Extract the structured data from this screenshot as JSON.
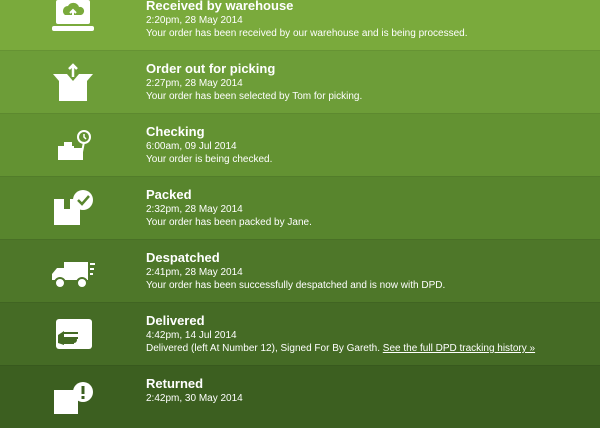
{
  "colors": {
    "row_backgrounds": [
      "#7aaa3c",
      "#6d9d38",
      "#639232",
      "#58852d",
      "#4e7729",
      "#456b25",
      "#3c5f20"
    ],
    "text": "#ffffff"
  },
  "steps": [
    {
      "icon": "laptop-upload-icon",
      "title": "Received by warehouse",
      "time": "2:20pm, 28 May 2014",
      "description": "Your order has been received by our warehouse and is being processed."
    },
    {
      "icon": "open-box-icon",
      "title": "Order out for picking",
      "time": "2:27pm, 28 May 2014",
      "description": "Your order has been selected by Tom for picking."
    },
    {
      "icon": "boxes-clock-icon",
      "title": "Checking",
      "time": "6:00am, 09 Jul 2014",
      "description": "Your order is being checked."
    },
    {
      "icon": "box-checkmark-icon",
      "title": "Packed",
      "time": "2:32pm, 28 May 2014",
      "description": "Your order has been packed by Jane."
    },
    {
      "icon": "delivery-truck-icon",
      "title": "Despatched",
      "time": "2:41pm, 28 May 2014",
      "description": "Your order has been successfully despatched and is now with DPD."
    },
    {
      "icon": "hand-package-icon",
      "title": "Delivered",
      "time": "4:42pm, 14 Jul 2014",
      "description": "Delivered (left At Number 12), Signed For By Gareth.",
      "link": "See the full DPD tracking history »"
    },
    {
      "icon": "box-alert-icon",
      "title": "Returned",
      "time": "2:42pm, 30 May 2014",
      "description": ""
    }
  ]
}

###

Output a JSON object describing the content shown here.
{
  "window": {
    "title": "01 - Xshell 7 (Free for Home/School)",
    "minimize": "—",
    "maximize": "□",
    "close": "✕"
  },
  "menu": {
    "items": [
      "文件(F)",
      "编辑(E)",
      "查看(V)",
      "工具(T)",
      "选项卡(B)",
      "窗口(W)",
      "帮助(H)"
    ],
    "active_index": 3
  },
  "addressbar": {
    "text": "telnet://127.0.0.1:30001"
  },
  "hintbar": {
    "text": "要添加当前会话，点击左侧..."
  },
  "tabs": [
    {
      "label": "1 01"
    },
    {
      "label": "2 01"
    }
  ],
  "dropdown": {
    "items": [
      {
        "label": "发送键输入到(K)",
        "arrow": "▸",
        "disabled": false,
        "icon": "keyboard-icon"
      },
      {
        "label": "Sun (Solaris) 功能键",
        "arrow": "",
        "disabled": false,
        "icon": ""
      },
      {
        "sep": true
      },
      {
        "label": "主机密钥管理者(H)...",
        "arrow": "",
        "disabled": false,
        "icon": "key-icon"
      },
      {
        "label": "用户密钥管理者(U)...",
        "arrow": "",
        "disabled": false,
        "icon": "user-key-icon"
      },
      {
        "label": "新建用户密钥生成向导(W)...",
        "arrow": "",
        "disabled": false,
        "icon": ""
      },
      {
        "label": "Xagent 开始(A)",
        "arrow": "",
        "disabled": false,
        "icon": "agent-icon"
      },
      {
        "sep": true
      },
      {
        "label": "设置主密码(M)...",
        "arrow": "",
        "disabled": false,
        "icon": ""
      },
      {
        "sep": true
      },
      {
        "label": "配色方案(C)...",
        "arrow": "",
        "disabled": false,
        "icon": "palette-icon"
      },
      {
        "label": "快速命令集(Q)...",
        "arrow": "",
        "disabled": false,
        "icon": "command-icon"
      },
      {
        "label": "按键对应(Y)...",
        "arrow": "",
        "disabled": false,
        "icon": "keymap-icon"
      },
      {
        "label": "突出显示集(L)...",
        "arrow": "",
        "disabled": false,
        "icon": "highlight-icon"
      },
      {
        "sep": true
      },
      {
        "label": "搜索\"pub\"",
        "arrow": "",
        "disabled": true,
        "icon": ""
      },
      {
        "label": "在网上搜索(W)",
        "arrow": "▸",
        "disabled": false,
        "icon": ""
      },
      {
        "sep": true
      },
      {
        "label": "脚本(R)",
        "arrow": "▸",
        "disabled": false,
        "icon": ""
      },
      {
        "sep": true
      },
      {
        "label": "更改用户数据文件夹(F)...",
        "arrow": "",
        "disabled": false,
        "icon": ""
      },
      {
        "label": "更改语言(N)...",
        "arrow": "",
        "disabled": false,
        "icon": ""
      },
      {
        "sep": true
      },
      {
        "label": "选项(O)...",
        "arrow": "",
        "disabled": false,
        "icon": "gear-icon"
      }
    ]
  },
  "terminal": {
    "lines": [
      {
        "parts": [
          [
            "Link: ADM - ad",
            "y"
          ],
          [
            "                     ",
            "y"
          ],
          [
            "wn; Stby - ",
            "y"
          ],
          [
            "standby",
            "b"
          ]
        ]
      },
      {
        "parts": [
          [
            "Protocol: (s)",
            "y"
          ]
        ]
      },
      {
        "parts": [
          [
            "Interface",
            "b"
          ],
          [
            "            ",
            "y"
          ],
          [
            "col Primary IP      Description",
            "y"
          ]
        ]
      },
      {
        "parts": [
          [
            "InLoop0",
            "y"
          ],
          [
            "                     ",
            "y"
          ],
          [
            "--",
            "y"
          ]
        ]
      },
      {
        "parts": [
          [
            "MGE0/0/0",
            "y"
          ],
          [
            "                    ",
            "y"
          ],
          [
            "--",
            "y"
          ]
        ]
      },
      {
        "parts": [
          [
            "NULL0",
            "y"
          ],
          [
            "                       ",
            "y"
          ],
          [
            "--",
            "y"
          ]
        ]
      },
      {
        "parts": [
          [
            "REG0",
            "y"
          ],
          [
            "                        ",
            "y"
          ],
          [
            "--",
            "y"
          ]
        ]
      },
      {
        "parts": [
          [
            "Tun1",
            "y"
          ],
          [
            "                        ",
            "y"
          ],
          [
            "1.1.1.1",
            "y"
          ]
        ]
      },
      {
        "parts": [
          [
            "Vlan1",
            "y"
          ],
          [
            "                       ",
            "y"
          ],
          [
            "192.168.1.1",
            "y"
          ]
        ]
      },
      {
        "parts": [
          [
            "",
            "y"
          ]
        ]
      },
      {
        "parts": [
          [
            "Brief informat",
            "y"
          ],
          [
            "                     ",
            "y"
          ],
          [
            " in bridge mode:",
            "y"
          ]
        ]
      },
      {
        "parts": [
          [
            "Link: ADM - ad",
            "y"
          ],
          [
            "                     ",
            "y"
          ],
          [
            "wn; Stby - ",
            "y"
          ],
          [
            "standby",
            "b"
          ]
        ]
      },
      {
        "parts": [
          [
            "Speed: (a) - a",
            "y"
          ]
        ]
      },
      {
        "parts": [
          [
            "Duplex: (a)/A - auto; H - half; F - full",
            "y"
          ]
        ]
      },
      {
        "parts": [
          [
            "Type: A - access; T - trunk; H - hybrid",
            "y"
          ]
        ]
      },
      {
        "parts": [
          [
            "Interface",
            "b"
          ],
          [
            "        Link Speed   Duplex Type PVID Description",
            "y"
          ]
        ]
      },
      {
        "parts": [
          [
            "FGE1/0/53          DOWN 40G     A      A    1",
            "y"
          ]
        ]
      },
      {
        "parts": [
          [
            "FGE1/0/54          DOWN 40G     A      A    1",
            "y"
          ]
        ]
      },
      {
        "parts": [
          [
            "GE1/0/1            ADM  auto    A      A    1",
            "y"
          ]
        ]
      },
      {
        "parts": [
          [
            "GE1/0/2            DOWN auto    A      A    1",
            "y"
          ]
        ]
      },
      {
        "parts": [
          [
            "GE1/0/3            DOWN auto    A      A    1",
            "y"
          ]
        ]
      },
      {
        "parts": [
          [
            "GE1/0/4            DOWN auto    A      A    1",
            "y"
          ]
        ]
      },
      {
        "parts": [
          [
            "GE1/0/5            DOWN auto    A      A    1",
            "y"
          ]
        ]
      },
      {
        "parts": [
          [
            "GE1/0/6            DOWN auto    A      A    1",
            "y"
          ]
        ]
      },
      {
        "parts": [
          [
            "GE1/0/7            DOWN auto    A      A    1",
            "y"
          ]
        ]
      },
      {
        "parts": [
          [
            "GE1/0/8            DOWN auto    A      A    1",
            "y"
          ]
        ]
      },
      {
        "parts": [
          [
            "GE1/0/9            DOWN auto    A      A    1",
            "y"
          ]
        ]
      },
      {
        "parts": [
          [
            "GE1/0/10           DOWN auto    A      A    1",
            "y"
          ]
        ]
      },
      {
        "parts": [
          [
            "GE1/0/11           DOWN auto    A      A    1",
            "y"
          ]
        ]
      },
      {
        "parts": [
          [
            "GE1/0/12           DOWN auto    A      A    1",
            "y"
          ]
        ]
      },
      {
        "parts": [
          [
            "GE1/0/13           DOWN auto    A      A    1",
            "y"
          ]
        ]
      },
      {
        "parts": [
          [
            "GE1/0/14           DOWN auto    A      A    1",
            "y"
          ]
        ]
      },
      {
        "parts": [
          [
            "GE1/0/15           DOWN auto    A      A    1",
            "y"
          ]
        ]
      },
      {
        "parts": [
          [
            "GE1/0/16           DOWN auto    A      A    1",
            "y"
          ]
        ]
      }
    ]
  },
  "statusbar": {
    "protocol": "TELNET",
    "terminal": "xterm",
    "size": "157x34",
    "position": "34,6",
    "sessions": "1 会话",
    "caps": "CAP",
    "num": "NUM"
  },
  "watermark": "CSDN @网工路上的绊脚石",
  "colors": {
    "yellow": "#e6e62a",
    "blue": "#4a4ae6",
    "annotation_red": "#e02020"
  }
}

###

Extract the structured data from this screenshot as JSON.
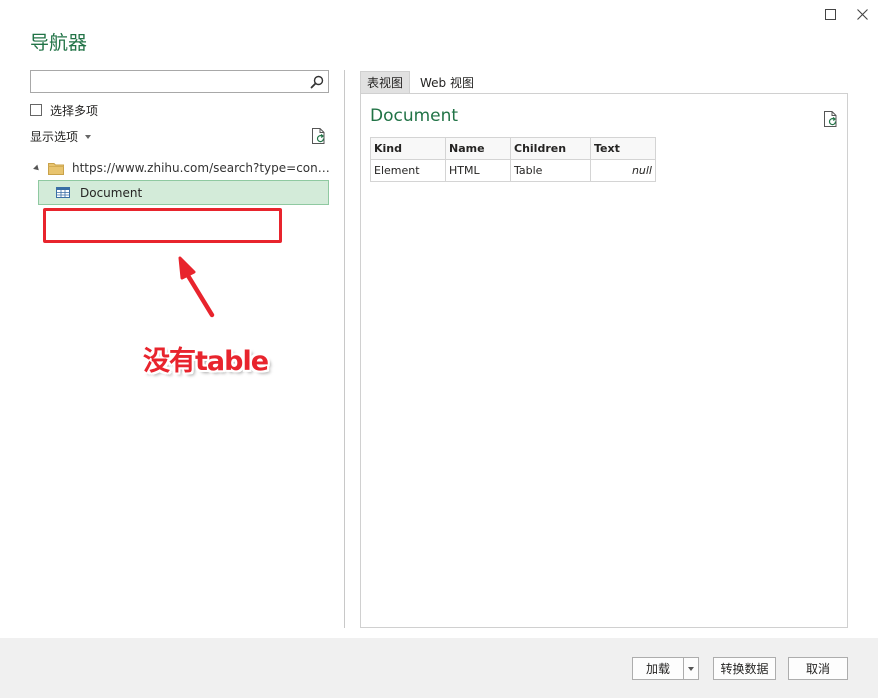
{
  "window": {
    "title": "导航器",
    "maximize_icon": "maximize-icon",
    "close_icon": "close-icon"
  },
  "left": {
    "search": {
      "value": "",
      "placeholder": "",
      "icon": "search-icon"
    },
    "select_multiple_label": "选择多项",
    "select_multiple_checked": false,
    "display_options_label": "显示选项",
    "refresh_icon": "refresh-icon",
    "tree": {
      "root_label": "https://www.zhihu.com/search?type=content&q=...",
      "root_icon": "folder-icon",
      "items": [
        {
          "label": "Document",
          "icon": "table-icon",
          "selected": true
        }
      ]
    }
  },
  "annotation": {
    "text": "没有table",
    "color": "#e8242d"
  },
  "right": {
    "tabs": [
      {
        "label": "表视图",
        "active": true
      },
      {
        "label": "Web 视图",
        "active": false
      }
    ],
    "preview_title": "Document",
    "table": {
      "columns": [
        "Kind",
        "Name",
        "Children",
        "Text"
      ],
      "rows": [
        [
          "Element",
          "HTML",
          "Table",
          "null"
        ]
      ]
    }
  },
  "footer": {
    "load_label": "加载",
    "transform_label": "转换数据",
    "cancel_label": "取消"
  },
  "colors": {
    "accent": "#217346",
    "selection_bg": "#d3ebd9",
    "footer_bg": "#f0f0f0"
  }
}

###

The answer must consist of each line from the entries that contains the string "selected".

      "description": "Your order has been selected by Tom for picking."
          "selected": true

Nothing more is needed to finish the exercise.